My swim time was about a minute slower than last year, which I’m OK with considering this was my first OWS of the season. Ok, I lied, it was my first swim at all since IMFL. I guess that’s not a total lie, because it WAS my first OWS… just happened to be my first swim of any sort. But it went OK, and I was happy to see that I hadn’t forgotten how to swim. I was also pleased that my wetsuit still fit. My only problem was that I discovered when we got down there that I was out of anti-fog, so I just had to lick out my goggles, which never works as well. So they kept fogging over and I had to stop a couple of times to sight.

The bike was a little bit of a different story. I didn’t have trouble with it or anything, it was just SLOW. Last year I averaged 17.8 mph on the bike leg, this year I averaged 14.1. Uh yeah, guess I need to be riding more. It’s kind of frustrating to have lost so much strength on the bike, but I know it’s just a matter of getting back out there and riding regularly. So no worries. Bryce passed me as I was starting my second loop and he was starting his first, I was a little concerned that he might lap me before I finished, but I managed to stay ahead of him.

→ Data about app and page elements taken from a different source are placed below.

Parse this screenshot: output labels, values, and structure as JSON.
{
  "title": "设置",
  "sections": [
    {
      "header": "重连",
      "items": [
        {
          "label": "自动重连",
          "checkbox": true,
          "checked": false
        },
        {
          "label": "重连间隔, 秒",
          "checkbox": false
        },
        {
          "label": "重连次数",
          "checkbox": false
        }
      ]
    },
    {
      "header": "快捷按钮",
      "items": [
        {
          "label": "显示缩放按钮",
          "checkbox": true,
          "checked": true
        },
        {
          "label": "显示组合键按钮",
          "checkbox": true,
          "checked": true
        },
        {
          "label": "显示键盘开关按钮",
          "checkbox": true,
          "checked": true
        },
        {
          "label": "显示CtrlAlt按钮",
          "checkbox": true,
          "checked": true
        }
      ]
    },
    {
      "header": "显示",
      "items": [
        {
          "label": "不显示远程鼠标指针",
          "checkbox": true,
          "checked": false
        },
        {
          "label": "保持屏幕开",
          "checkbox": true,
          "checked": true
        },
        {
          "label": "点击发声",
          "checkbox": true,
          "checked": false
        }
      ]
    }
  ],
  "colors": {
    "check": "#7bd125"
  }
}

The run was actually OK, I kept an 11:07 pace, which isn’t too bad for me. Last year I had a 10:42 pace, and I had been doing a LOT more running in the spring since I had just done Lincoln marathon a few weeks before. I felt good on the whole run, just walked through the two aid stations and ran the rest of the time. I saw Bryce as he was heading out on an out-and-back portion and I was finishing it, and figured he would catch me since he’s a much faster runner, but he didn’t until RIGHT at the very end, I crossed the finish line literally about a second before he did. Of course, his swim heat started 15 minutes after mine, but whatever, I still won.

My overall time was 1:34:02, about 7 minutes slower than last year, but about 7 minutes faster than 06.

Audrey ended up having an extra ticket to the Brigade game since her husband had an early soccer game, so I spent the afternoon with her at that. Good times. It was my first AFL game, a little different, but still fun. I would like to note that we were sitting behind a group of swingers. Dudes don’t rub each others’ shoulders. They just don’t.

Thursday, May 15, 2008

Wetsuit for HP

I see a lot of people have been finding my blog this week based on a Google search of "heritage park triathlon wetsuit", or some form of that. It's funny to see the ways people find your blog, I think the funniest one I ever got was "peeing while running", but I digress.

Yes, wear a wetsuit. The water temp is about 64 degrees, which is damn cold. Last year, most people wore a wetsuit, and we'd had a warmer spring than we have this year. I will be wearing mine....assuming it still fits.

Tuesday, May 13, 2008

What is the point?!

So, my first race of the season is coming up this Sunday, Heritage Park. You'd think I would be excited for it like I always have been in the past, but I'm just not this year. I think mostly due to the fact that last wekend I realized that the entire race is going to take less time than my swim at IM. Well, SHOULD take less time than my swim. So either a) I am a really slow swimmer, or b) HP is just a really short course. I think a combination of the two. I'm sitting here thinking, what is the point of a 90 minute race! Really, dragging my ass out of bed at 5am for a race that short just doesnt hold the same appeal that it used to.

Not to mention, in years past I've had a pretty good sized group of friends doing the race, but this year I only know one other person who is doing it. It's always fun to have your friends there, but this time it will be just Dan and Bryce, who will just be on the lookout for the chick in the school girl outfit. Oh well. While I'm on my bike and when I'm running, I'll just remind myself "hey, at least you're not still swimming!". BUT, I'm sure it will be fun, I just need to get there. Here's my recap of last years race:

Penny gives Heritage Park a big 'ol stink eye!